Regent’s Canal: The Houseboats of Hackney
Whether it’s for an afternoon stroll or a morning jog, this pocket of tranquillity has become the preferred place for locals to escape the hustle and bustle of the busy city life. With one of the prominent features of this waterway being the majestic narrowboats that line its waters. This guide aims to unmask the very best boats you’ll see and the story behind them.
The houseboats of Hackney are a visual feast, lining up along the banks of Regent’s canal in all their multi-coloured glory. There are stunning houseboats of all sizes and colours, From the long and the narrow to the short and the fat. Red, green, yellow and every colour beneath the sun. You’ve got old rinky-dink wooden rigs and new-fangled floating abodes clad in steel. These houseboats run the gamut, adding such a terrific, unique, one-of-a-kind aesthetic character to urban space of East London.
What’s the story behind these peculiar homes?
Well for starters, the word ‘houseboat’ is a bit of a misnomer. They’re actually called ‘narrowboats’, and are as quintessentially British as a Sunday roast dinner. The story begins during the latter half of the 18th century when the Industrial Revolution whipped into a fever pitch. It was during this time that the British canal network was carved through the country. Playing an integral role in the transport of all the new goods and raw materials which fueled this boom. These canals plunged through the hills and dales and glens of the countryside and knifed their way into rapidly growing cities. Eventually, the importance of the canals was replaced by the railroads, from an economic perspective at least, yet their indelible mark remains.
Like most of the boats, you’ll see on Regent’s Canal, they are used for now used for leisurely purposes. With alot of the signature narrowboats of the UK becoming a relatively affordable option for alternative housing. This is particularly true in London where rent prices have skyrocketed in the past two decades. With upwards of three per cent of the city covered in water, houseboats are increasingly seen as a reasonable living option. While a permanent plot is certainly pricey, between 10 and 20 thousand pounds per year and sometimes, unbelievably, more – there are also plenty of ‘continuous cruisers’ afoot. Or adrift.
Continuous cruisers are able to forgo a permanent mooring, and instead live a truly nomadic lifestyle along the canals. As long as they are able to secure an aptly named ‘continuous cruising license.’ There are plenty of free moorings to choose from in the county, and as long as you adhere to the 2-week time limit you don’t have to pay to park your boat. Of course the lifestyle of constantly moving can be taxing. With houseboat living coming into vogue as of late, continuous cruiser moorings are becoming more and more competitive.

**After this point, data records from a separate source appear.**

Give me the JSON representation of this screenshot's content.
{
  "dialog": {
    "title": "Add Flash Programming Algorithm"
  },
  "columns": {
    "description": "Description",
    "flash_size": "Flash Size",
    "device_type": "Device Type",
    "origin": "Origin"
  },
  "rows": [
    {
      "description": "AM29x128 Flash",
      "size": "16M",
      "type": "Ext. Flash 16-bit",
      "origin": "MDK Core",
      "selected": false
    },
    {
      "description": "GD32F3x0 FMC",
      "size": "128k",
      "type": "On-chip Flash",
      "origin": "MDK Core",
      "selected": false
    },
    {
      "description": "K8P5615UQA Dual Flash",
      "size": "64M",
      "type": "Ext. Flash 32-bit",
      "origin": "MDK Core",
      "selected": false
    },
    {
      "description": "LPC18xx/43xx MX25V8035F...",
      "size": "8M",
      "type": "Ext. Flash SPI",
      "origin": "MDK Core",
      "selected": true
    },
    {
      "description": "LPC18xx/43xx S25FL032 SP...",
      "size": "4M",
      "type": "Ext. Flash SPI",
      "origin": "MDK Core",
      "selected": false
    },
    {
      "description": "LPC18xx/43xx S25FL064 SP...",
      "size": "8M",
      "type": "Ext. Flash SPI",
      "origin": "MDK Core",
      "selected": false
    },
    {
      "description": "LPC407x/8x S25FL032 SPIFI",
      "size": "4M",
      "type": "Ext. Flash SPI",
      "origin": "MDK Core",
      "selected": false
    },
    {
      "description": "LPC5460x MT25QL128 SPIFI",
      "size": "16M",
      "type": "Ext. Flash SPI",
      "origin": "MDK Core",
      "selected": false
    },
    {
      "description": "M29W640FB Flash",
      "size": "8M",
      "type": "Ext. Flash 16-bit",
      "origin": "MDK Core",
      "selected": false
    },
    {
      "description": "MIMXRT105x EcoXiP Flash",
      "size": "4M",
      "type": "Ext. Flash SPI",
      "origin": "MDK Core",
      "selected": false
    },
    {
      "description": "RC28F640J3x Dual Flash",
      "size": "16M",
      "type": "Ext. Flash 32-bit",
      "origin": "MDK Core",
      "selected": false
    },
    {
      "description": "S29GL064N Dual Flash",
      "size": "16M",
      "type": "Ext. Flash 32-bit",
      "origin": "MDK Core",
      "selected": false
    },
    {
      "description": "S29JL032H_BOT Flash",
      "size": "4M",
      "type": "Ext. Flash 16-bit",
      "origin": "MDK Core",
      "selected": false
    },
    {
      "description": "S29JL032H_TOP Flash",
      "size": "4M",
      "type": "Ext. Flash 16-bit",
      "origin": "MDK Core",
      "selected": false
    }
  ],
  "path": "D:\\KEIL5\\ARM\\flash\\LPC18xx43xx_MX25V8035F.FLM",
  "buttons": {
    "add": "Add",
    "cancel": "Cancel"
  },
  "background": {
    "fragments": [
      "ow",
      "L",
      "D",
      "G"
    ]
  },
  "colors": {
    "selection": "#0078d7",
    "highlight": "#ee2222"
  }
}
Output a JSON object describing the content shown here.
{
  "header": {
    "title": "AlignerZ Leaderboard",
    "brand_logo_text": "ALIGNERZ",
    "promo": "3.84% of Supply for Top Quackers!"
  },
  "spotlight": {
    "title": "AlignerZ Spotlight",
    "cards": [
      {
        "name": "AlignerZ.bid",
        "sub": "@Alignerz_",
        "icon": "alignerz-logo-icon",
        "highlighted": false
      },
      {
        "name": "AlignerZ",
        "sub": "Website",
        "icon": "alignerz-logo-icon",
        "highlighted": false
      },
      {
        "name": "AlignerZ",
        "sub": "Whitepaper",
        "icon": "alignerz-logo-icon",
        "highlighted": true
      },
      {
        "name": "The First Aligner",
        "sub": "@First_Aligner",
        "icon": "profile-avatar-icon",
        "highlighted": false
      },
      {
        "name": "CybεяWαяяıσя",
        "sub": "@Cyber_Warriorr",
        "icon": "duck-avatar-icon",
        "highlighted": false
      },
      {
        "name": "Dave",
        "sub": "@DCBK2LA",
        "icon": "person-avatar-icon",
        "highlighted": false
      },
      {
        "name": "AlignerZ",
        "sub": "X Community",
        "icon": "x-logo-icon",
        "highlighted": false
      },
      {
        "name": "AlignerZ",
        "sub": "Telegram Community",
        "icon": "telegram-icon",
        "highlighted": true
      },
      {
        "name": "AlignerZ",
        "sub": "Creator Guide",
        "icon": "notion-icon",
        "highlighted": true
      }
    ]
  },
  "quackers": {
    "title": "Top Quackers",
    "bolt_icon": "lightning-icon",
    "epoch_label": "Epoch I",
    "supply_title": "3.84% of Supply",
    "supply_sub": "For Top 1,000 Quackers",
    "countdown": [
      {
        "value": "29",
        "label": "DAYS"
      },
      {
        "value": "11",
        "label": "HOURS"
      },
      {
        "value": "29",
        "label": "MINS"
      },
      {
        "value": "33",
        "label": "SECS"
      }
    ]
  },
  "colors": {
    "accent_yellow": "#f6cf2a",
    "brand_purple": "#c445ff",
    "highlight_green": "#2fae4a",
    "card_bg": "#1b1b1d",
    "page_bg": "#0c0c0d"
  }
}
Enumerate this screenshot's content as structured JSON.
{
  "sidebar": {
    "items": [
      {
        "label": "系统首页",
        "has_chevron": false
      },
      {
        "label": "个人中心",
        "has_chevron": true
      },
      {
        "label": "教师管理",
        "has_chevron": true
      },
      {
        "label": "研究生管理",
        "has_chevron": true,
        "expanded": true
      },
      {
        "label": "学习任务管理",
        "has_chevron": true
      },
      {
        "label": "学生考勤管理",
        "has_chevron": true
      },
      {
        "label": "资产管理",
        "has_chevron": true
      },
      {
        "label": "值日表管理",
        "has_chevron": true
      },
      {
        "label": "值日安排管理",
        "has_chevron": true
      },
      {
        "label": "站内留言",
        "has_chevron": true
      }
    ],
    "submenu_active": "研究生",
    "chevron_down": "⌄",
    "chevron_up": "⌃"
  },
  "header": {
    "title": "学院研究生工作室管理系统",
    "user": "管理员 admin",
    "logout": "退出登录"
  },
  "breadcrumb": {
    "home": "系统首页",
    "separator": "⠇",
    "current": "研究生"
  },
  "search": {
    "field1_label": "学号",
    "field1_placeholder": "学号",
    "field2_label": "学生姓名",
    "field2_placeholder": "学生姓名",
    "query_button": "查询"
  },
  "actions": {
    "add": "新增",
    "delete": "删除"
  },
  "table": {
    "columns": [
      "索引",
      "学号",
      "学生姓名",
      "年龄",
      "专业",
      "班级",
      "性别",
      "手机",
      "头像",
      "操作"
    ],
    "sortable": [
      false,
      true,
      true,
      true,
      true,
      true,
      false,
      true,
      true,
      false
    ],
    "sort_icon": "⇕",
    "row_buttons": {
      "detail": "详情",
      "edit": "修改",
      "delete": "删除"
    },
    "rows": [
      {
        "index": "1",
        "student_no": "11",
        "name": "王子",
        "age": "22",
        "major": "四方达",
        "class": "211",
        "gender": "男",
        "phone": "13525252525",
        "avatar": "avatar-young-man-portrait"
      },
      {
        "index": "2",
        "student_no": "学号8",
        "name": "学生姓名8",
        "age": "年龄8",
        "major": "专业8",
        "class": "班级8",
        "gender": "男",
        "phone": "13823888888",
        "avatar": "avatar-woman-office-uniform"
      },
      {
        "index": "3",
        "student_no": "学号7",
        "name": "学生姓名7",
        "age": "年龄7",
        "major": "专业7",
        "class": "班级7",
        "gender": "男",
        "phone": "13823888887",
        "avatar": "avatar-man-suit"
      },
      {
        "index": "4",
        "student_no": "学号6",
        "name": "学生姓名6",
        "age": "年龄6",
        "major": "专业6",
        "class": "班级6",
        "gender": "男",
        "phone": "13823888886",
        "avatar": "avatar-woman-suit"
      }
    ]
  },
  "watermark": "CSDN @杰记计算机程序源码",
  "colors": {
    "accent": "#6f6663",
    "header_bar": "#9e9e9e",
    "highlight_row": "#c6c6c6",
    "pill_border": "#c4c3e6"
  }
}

The Houseboats of Regent’s Canal…
Regent’s Canal, in particular, has become a haven for houseboats in recent times. In total, the canal is a hair under 14 kilometres in length. Winding like a murky serpent from Maida Vale aka Little Venice in the ‘city’ of Westminster, to Limehouse Basin by the River Thames in the East.
Along its circuitous journey, the canal scythes through some of the most interesting parts of the Northern half of the city. These include London Zoo, Primrose Hill, Kings Cross Railway Station, Broadway Market, and Victoria Park, to name a few highlights.
Tourists and local residents alike will do well by themselves to take a gander along the canals. The boats are endlessly charismatic and provide a plethora of inspiration for that poetic part of your soul that can’t help but come alive in a place so rich with character.
During the warmer months, there is little better on Earth than sitting along the banks of the canal in the shadow of Broadway market, watching the boats skim across the surface while sharing a few cold cans of cider with a good friend.
The best stretch of Regent’s Canal to frolic along is from the Islington tunnel – which can be found in well, Islington – to the Acton Lock and the Hackney Gas Oval. There are several cafes and riverside bars along this stretch as well as all the houseboats featured in this article.
But the full stretch of locks, basins and tunnels along Regent’s canal are all mystical in their own way. You’ll do well to voyage the full route if time allows. Every houseboat is unique. The only things they have in common is that every boat has a name and all of them can float (hopefully at least). And each and every houseboat has a sensational story to tell. Now its time to go down to the Regent’s canal and listen for yourself.
If you like the idea of exploring the pockets of tranquillity amidst the bustle of the big smoke. Then be sure to walk along the Regent’s canal and also check out some of the awesome green spaces where you can unwind. Once you’re done walking around if you feel peckish or are looking for some fuel for the belly. Download the Like Locals app to find some epic restaurants, bars and cafes nearby. Available for free on both iOS and Android devices.